Better Reporting on EmployeesPosted: October 28, 2019
Government “provides a tax deduction to the company that replaces a human with a robot, but offers nothing to the company that trains that worker to remain employable” – Senator Mark Warner, Virginia.
If you’re a CPA, you just cringed when you read that statement for two reasons. First, the statement is absolutely incorrect. The tax code not only allows for the deduction of the cost of training, but that cost is immediately deductible and is not required to be capitalized and recognized over a period of time like the cost of the robot. The second reason you cringed was because you realized this person’s lack of knowledge about how taxes really work is probably a good example of the majority of Congress. This is the very same Congress that is responsible for the tax law in the first place, but that is not the point of this blog.
The above quote was from an article in Harvard Business Review I recently read on “the problem of reporting employee costs as expenses instead of assets.” The writer of the article has the same misunderstanding of the difference between reporting on a cost and capitalizing something as an asset as Senator Warner has in understating how the tax code works. Simply put, slavery has been illegal in this country for over 150 years and I, for one, would like to keep it that way. That means I strongly believe employees should never be recognized as assets, but that does not mean that the goal of the article, better measurements and reporting of the most critical part of many businesses today, should not be improved.
The way to improve information on the employees is not to distort the meaning of an asset to capitalize costs. No, the way to improve information is to enhance the reporting on costs and other facts related to employees. I won’t go into all the studies about employee effects on the value of a business and business profitability. Instead, in the spirit of brevity, I will propose a few disclosures that could be combined into one simple chart. First, the disclosure should group employees based on the major employee responsibilities at the company, such as sales, customer care, retail (store) support, manufacturing, support staff (I would hate to say Finance probably goes here) and so forth. The 10% rule could be used for determining what groups need to be disclosed.
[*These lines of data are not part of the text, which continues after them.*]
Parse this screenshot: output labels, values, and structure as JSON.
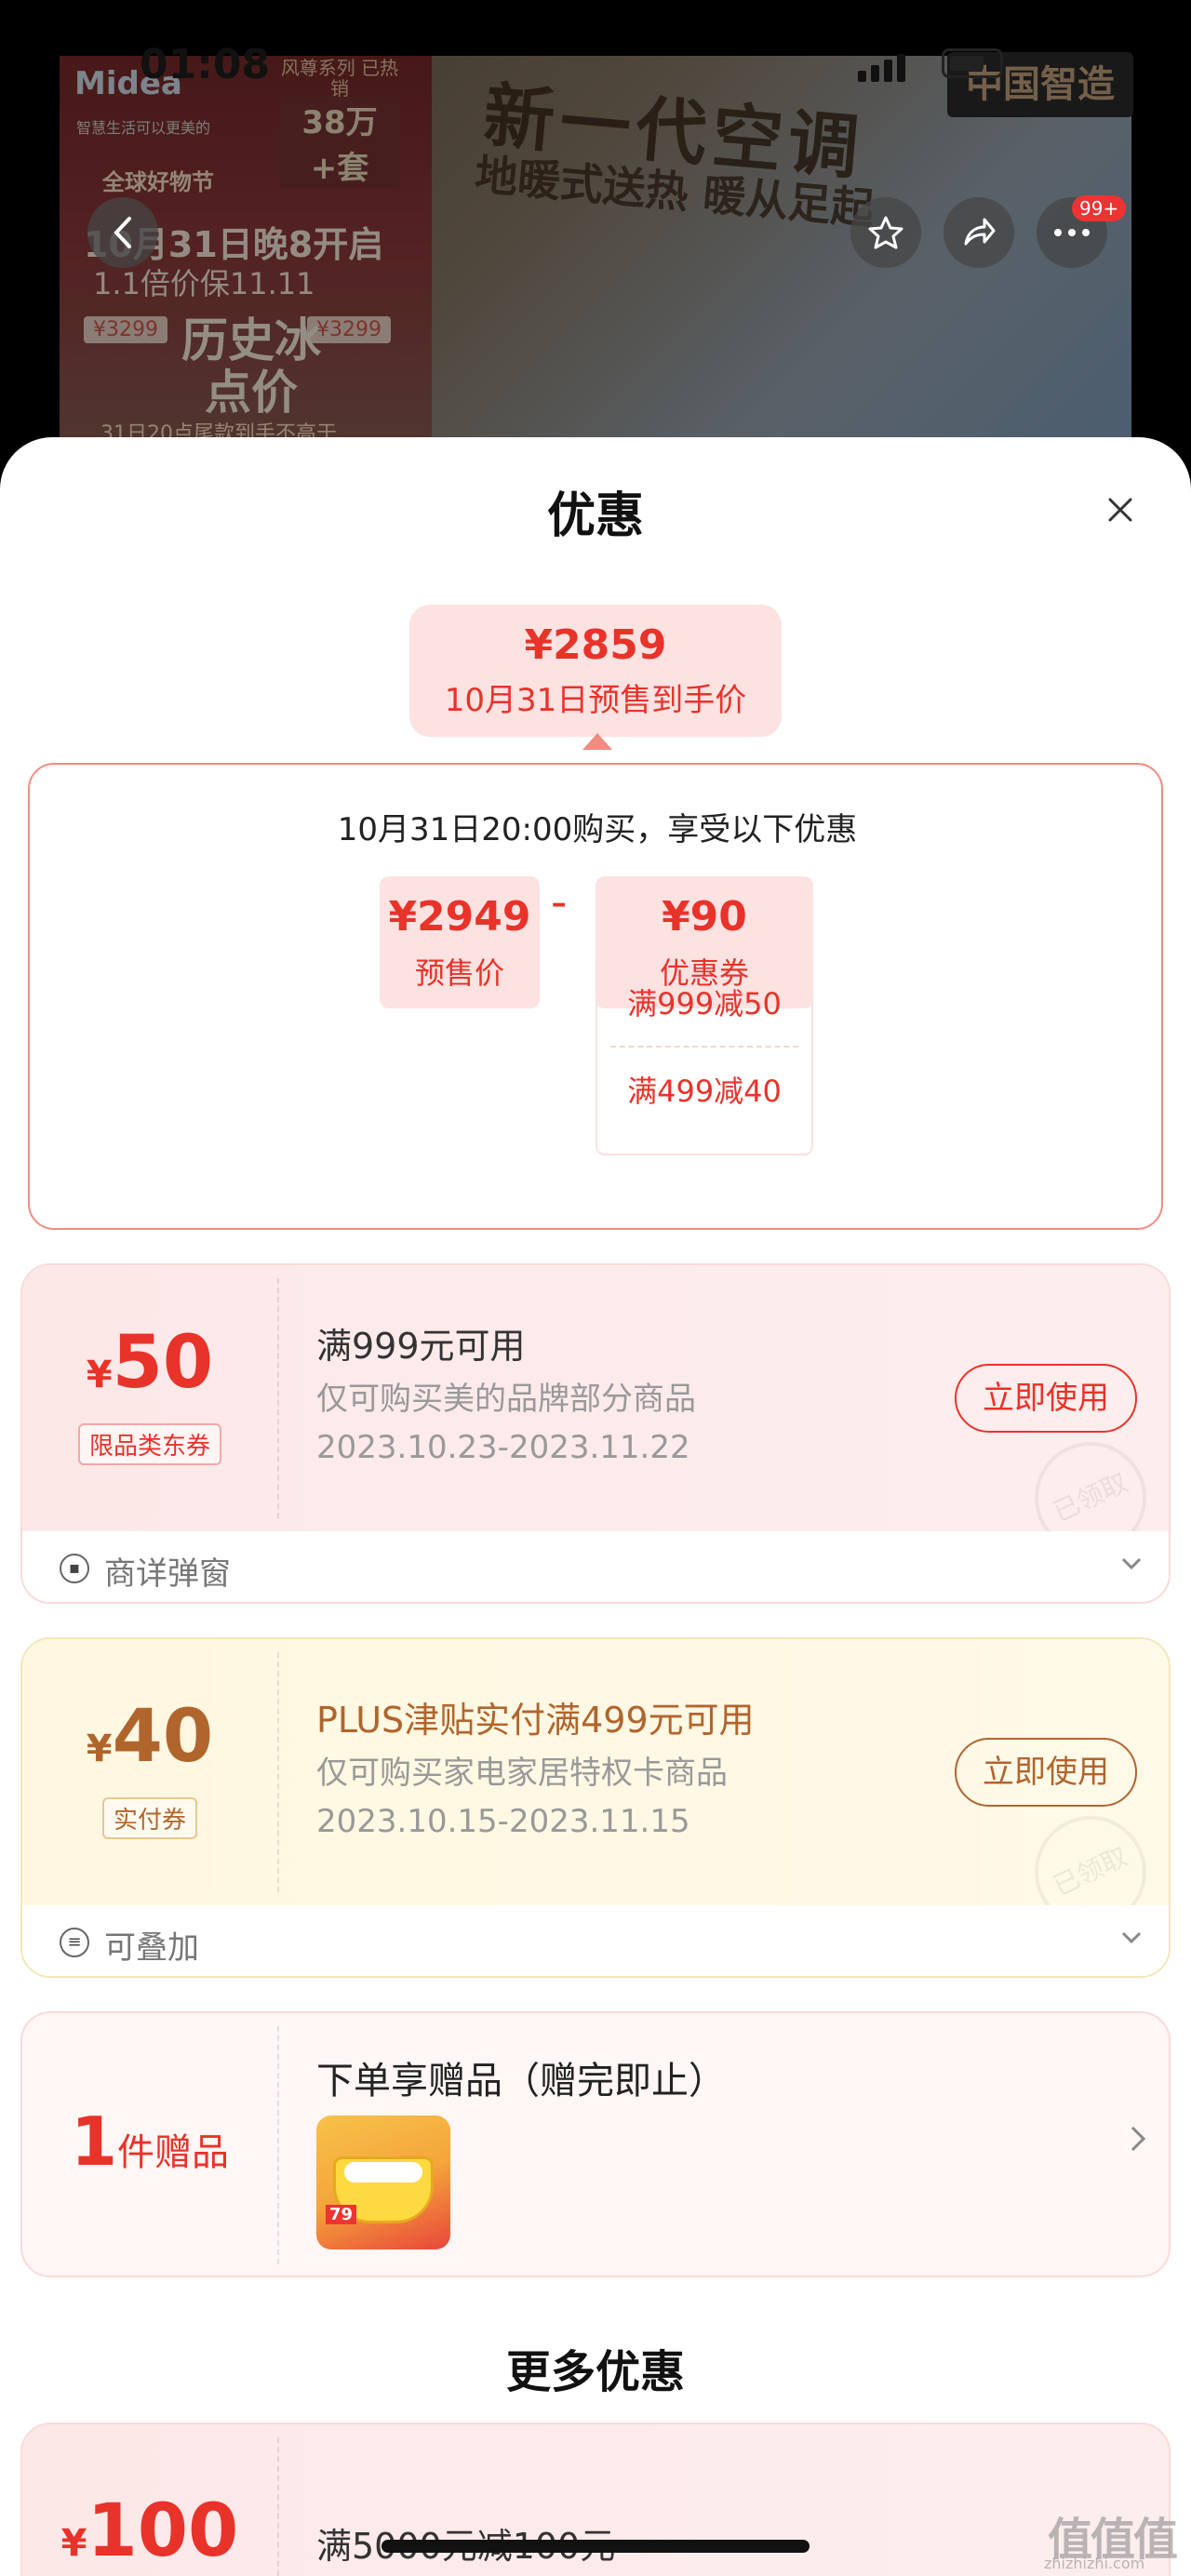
{
  "status_bar": {
    "time": "01:08"
  },
  "banner": {
    "brand": "Midea",
    "brand_slogan": "智慧生活可以更美的",
    "series_label": "风尊系列 已热销",
    "series_count": "38万+套",
    "headline": "新一代空调",
    "subheadline": "地暖式送热 暖从足起",
    "promo_event": "全球好物节",
    "promo_date": "10月31日晚8开启",
    "promo_guarantee": "1.1倍价保11.11",
    "old_price_left": "¥3299",
    "old_price_right": "¥3299",
    "lowest_label": "历史冰点价",
    "promo_footer": "31日20点尾款到手不高于",
    "store_badge": "中国智造",
    "cart_count": "99+"
  },
  "sheet": {
    "title": "优惠",
    "final_price": {
      "amount": "¥2859",
      "label": "10月31日预售到手价"
    },
    "calc": {
      "heading": "10月31日20:00购买，享受以下优惠",
      "presale": {
        "value": "¥2949",
        "label": "预售价"
      },
      "operator": "-",
      "coupon": {
        "value": "¥90",
        "label": "优惠券"
      },
      "coupon_items": [
        "满999减50",
        "满499减40"
      ]
    },
    "coupons": [
      {
        "yen": "¥",
        "amount": "50",
        "tag": "限品类东券",
        "title": "满999元可用",
        "desc": "仅可购买美的品牌部分商品",
        "date": "2023.10.23-2023.11.22",
        "button": "立即使用",
        "stamp": "已领取",
        "footer": "商详弹窗",
        "footer_icon": "coupon-icon"
      },
      {
        "yen": "¥",
        "amount": "40",
        "tag": "实付券",
        "title": "PLUS津贴实付满499元可用",
        "desc": "仅可购买家电家居特权卡商品",
        "date": "2023.10.15-2023.11.15",
        "button": "立即使用",
        "stamp": "已领取",
        "footer": "可叠加",
        "footer_icon": "stack-icon"
      }
    ],
    "gift": {
      "count": "1",
      "unit": "件赠品",
      "title": "下单享赠品（赠完即止）",
      "thumb_price": "79"
    },
    "more_title": "更多优惠",
    "more_coupon": {
      "yen": "¥",
      "amount": "100",
      "title": "满5000元减100元"
    }
  },
  "watermark": {
    "text": "值值值",
    "sub": "zhizhizhi.com"
  },
  "colors": {
    "accent_red": "#e8332a",
    "accent_gold": "#b0652d",
    "pink_bg": "#fde2e2",
    "yellow_bg": "#fff7e0"
  }
}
Then for each group of employees, disclose the following:
- Total number at end of period
- Total compensation and benefits in period
- Total improvement costs, such as training in period
- # hired in period
- # involuntarily terminated in period
- # voluntarily leaving in period
- Turnover ratio during period
Then, just like we have a whole section in the MD&A to discuss liquidity, we should have a section to discuss employees, including the value they bring to the company and how the company is working to protect and increase that value.
So what kind of reporting on employees do you think should be made by businesses?